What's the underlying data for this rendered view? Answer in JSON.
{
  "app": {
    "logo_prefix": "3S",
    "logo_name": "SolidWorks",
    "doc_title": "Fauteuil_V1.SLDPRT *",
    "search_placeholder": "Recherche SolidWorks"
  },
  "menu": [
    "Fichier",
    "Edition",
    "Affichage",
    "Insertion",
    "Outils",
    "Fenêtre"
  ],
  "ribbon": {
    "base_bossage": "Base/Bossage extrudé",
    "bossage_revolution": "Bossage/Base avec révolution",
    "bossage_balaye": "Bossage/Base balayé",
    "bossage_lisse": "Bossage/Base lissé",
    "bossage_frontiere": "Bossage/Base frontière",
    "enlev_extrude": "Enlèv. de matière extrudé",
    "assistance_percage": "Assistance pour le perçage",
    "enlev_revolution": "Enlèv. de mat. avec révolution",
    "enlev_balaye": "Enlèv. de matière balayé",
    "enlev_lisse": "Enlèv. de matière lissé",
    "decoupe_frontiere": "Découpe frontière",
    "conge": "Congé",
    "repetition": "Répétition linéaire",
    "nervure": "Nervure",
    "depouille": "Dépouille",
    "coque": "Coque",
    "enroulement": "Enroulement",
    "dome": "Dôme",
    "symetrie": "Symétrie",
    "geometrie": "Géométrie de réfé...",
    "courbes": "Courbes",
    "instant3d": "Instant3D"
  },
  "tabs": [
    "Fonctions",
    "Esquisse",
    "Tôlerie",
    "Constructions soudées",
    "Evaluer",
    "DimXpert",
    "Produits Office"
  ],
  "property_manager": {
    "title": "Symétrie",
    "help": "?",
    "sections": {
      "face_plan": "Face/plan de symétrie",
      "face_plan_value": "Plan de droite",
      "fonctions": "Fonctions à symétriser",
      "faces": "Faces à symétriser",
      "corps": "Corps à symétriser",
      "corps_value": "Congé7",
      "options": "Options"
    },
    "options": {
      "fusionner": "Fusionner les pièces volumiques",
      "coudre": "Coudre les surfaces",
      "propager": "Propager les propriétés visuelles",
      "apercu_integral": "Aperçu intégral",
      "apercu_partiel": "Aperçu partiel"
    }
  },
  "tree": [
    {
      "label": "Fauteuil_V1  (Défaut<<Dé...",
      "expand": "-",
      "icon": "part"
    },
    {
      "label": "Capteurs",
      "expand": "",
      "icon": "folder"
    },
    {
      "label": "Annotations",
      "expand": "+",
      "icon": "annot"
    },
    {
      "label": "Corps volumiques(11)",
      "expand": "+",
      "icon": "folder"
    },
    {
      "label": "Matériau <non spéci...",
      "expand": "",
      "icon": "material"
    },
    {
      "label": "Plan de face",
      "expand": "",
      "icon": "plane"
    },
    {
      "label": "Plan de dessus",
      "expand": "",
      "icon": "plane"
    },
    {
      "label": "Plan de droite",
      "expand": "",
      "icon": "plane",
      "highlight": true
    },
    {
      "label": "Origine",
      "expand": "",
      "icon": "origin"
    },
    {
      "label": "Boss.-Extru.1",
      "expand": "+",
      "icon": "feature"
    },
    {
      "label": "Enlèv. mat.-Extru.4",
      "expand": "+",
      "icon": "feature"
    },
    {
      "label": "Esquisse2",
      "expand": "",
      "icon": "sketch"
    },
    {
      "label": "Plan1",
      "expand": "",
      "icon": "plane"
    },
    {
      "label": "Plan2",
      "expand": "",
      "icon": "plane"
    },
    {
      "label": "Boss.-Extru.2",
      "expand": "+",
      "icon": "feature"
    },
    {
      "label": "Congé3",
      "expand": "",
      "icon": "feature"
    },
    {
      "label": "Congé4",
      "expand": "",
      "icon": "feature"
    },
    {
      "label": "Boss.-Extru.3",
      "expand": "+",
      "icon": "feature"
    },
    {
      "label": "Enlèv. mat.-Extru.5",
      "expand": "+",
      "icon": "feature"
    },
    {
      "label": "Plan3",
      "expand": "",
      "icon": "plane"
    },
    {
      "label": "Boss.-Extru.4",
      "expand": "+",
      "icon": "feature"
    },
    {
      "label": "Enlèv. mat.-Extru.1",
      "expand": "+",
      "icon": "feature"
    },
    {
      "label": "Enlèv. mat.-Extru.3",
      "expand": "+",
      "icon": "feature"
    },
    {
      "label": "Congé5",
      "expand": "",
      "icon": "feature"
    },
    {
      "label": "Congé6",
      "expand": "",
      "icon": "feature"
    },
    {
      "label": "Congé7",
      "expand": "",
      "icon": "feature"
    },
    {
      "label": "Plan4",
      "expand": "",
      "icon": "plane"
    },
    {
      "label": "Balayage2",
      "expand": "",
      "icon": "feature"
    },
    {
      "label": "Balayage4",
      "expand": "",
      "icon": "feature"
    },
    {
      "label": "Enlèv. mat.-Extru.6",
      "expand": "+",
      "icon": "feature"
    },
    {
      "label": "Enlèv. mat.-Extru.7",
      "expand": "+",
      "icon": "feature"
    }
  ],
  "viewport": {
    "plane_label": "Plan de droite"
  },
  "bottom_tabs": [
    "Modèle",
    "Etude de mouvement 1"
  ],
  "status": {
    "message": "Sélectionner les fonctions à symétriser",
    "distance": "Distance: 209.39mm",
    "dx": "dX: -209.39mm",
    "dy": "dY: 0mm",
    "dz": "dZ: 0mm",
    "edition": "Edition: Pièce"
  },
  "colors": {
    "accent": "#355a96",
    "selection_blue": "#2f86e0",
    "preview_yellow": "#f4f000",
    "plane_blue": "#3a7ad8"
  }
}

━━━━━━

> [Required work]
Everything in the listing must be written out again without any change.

> [Reply]
What's the underlying data for this rendered view? Answer in JSON.
{
  "app": {
    "logo_prefix": "3S",
    "logo_name": "SolidWorks",
    "doc_title": "Fauteuil_V1.SLDPRT *",
    "search_placeholder": "Recherche SolidWorks"
  },
  "menu": [
    "Fichier",
    "Edition",
    "Affichage",
    "Insertion",
    "Outils",
    "Fenêtre"
  ],
  "ribbon": {
    "base_bossage": "Base/Bossage extrudé",
    "bossage_revolution": "Bossage/Base avec révolution",
    "bossage_balaye": "Bossage/Base balayé",
    "bossage_lisse": "Bossage/Base lissé",
    "bossage_frontiere": "Bossage/Base frontière",
    "enlev_extrude": "Enlèv. de matière extrudé",
    "assistance_percage": "Assistance pour le perçage",
    "enlev_revolution": "Enlèv. de mat. avec révolution",
    "enlev_balaye": "Enlèv. de matière balayé",
    "enlev_lisse": "Enlèv. de matière lissé",
    "decoupe_frontiere": "Découpe frontière",
    "conge": "Congé",
    "repetition": "Répétition linéaire",
    "nervure": "Nervure",
    "depouille": "Dépouille",
    "coque": "Coque",
    "enroulement": "Enroulement",
    "dome": "Dôme",
    "symetrie": "Symétrie",
    "geometrie": "Géométrie de réfé...",
    "courbes": "Courbes",
    "instant3d": "Instant3D"
  },
  "tabs": [
    "Fonctions",
    "Esquisse",
    "Tôlerie",
    "Constructions soudées",
    "Evaluer",
    "DimXpert",
    "Produits Office"
  ],
  "property_manager": {
    "title": "Symétrie",
    "help": "?",
    "sections": {
      "face_plan": "Face/plan de symétrie",
      "face_plan_value": "Plan de droite",
      "fonctions": "Fonctions à symétriser",
      "faces": "Faces à symétriser",
      "corps": "Corps à symétriser",
      "corps_value": "Congé7",
      "options": "Options"
    },
    "options": {
      "fusionner": "Fusionner les pièces volumiques",
      "coudre": "Coudre les surfaces",
      "propager": "Propager les propriétés visuelles",
      "apercu_integral": "Aperçu intégral",
      "apercu_partiel": "Aperçu partiel"
    }
  },
  "tree": [
    {
      "label": "Fauteuil_V1  (Défaut<<Dé...",
      "expand": "-",
      "icon": "part"
    },
    {
      "label": "Capteurs",
      "expand": "",
      "icon": "folder"
    },
    {
      "label": "Annotations",
      "expand": "+",
      "icon": "annot"
    },
    {
      "label": "Corps volumiques(11)",
      "expand": "+",
      "icon": "folder"
    },
    {
      "label": "Matériau <non spéci...",
      "expand": "",
      "icon": "material"
    },
    {
      "label": "Plan de face",
      "expand": "",
      "icon": "plane"
    },
    {
      "label": "Plan de dessus",
      "expand": "",
      "icon": "plane"
    },
    {
      "label": "Plan de droite",
      "expand": "",
      "icon": "plane",
      "highlight": true
    },
    {
      "label": "Origine",
      "expand": "",
      "icon": "origin"
    },
    {
      "label": "Boss.-Extru.1",
      "expand": "+",
      "icon": "feature"
    },
    {
      "label": "Enlèv. mat.-Extru.4",
      "expand": "+",
      "icon": "feature"
    },
    {
      "label": "Esquisse2",
      "expand": "",
      "icon": "sketch"
    },
    {
      "label": "Plan1",
      "expand": "",
      "icon": "plane"
    },
    {
      "label": "Plan2",
      "expand": "",
      "icon": "plane"
    },
    {
      "label": "Boss.-Extru.2",
      "expand": "+",
      "icon": "feature"
    },
    {
      "label": "Congé3",
      "expand": "",
      "icon": "feature"
    },
    {
      "label": "Congé4",
      "expand": "",
      "icon": "feature"
    },
    {
      "label": "Boss.-Extru.3",
      "expand": "+",
      "icon": "feature"
    },
    {
      "label": "Enlèv. mat.-Extru.5",
      "expand": "+",
      "icon": "feature"
    },
    {
      "label": "Plan3",
      "expand": "",
      "icon": "plane"
    },
    {
      "label": "Boss.-Extru.4",
      "expand": "+",
      "icon": "feature"
    },
    {
      "label": "Enlèv. mat.-Extru.1",
      "expand": "+",
      "icon": "feature"
    },
    {
      "label": "Enlèv. mat.-Extru.3",
      "expand": "+",
      "icon": "feature"
    },
    {
      "label": "Congé5",
      "expand": "",
      "icon": "feature"
    },
    {
      "label": "Congé6",
      "expand": "",
      "icon": "feature"
    },
    {
      "label": "Congé7",
      "expand": "",
      "icon": "feature"
    },
    {
      "label": "Plan4",
      "expand": "",
      "icon": "plane"
    },
    {
      "label": "Balayage2",
      "expand": "",
      "icon": "feature"
    },
    {
      "label": "Balayage4",
      "expand": "",
      "icon": "feature"
    },
    {
      "label": "Enlèv. mat.-Extru.6",
      "expand": "+",
      "icon": "feature"
    },
    {
      "label": "Enlèv. mat.-Extru.7",
      "expand": "+",
      "icon": "feature"
    }
  ],
  "viewport": {
    "plane_label": "Plan de droite"
  },
  "bottom_tabs": [
    "Modèle",
    "Etude de mouvement 1"
  ],
  "status": {
    "message": "Sélectionner les fonctions à symétriser",
    "distance": "Distance: 209.39mm",
    "dx": "dX: -209.39mm",
    "dy": "dY: 0mm",
    "dz": "dZ: 0mm",
    "edition": "Edition: Pièce"
  },
  "colors": {
    "accent": "#355a96",
    "selection_blue": "#2f86e0",
    "preview_yellow": "#f4f000",
    "plane_blue": "#3a7ad8"
  }
}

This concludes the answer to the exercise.